### Exercise objective
Reproduce the following material exactly, including every line.

### Data excerpts
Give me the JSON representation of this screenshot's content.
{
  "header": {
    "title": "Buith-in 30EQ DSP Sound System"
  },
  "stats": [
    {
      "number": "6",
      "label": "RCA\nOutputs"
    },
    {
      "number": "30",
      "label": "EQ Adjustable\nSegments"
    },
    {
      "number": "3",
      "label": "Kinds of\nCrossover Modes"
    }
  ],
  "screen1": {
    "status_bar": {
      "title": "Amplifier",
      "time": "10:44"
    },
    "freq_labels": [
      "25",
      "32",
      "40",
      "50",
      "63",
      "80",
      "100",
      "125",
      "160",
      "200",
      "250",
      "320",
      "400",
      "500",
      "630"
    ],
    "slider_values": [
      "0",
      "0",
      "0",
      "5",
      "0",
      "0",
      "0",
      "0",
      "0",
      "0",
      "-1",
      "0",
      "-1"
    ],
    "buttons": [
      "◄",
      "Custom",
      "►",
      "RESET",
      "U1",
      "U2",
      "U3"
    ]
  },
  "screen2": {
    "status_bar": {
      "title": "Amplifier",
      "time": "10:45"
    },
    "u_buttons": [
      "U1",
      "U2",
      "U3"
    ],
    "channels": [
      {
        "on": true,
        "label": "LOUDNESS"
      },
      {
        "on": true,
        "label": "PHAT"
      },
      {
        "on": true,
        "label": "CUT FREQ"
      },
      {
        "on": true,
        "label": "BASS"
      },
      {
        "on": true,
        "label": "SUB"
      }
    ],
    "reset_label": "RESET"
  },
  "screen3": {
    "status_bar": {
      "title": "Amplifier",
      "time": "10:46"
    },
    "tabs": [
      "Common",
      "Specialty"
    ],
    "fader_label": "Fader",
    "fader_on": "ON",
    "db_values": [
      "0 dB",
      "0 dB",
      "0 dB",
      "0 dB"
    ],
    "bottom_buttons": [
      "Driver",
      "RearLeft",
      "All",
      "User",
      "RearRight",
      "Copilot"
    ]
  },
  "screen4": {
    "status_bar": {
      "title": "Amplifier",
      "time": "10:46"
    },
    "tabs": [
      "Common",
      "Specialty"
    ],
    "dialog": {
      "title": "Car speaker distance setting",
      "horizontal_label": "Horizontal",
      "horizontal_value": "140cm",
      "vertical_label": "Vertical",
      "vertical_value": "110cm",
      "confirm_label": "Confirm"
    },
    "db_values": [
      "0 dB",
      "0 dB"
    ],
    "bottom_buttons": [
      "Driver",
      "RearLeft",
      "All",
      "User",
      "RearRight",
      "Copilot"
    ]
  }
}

### Solved problem
Give me the JSON representation of this screenshot's content.
{
  "header": {
    "title": "Buith-in 30EQ DSP Sound System"
  },
  "stats": [
    {
      "number": "6",
      "label": "RCA\nOutputs"
    },
    {
      "number": "30",
      "label": "EQ Adjustable\nSegments"
    },
    {
      "number": "3",
      "label": "Kinds of\nCrossover Modes"
    }
  ],
  "screen1": {
    "status_bar": {
      "title": "Amplifier",
      "time": "10:44"
    },
    "freq_labels": [
      "25",
      "32",
      "40",
      "50",
      "63",
      "80",
      "100",
      "125",
      "160",
      "200",
      "250",
      "320",
      "400",
      "500",
      "630"
    ],
    "slider_values": [
      "0",
      "0",
      "0",
      "5",
      "0",
      "0",
      "0",
      "0",
      "0",
      "0",
      "-1",
      "0",
      "-1"
    ],
    "buttons": [
      "◄",
      "Custom",
      "►",
      "RESET",
      "U1",
      "U2",
      "U3"
    ]
  },
  "screen2": {
    "status_bar": {
      "title": "Amplifier",
      "time": "10:45"
    },
    "u_buttons": [
      "U1",
      "U2",
      "U3"
    ],
    "channels": [
      {
        "on": true,
        "label": "LOUDNESS"
      },
      {
        "on": true,
        "label": "PHAT"
      },
      {
        "on": true,
        "label": "CUT FREQ"
      },
      {
        "on": true,
        "label": "BASS"
      },
      {
        "on": true,
        "label": "SUB"
      }
    ],
    "reset_label": "RESET"
  },
  "screen3": {
    "status_bar": {
      "title": "Amplifier",
      "time": "10:46"
    },
    "tabs": [
      "Common",
      "Specialty"
    ],
    "fader_label": "Fader",
    "fader_on": "ON",
    "db_values": [
      "0 dB",
      "0 dB",
      "0 dB",
      "0 dB"
    ],
    "bottom_buttons": [
      "Driver",
      "RearLeft",
      "All",
      "User",
      "RearRight",
      "Copilot"
    ]
  },
  "screen4": {
    "status_bar": {
      "title": "Amplifier",
      "time": "10:46"
    },
    "tabs": [
      "Common",
      "Specialty"
    ],
    "dialog": {
      "title": "Car speaker distance setting",
      "horizontal_label": "Horizontal",
      "horizontal_value": "140cm",
      "vertical_label": "Vertical",
      "vertical_value": "110cm",
      "confirm_label": "Confirm"
    },
    "db_values": [
      "0 dB",
      "0 dB"
    ],
    "bottom_buttons": [
      "Driver",
      "RearLeft",
      "All",
      "User",
      "RearRight",
      "Copilot"
    ]
  }
}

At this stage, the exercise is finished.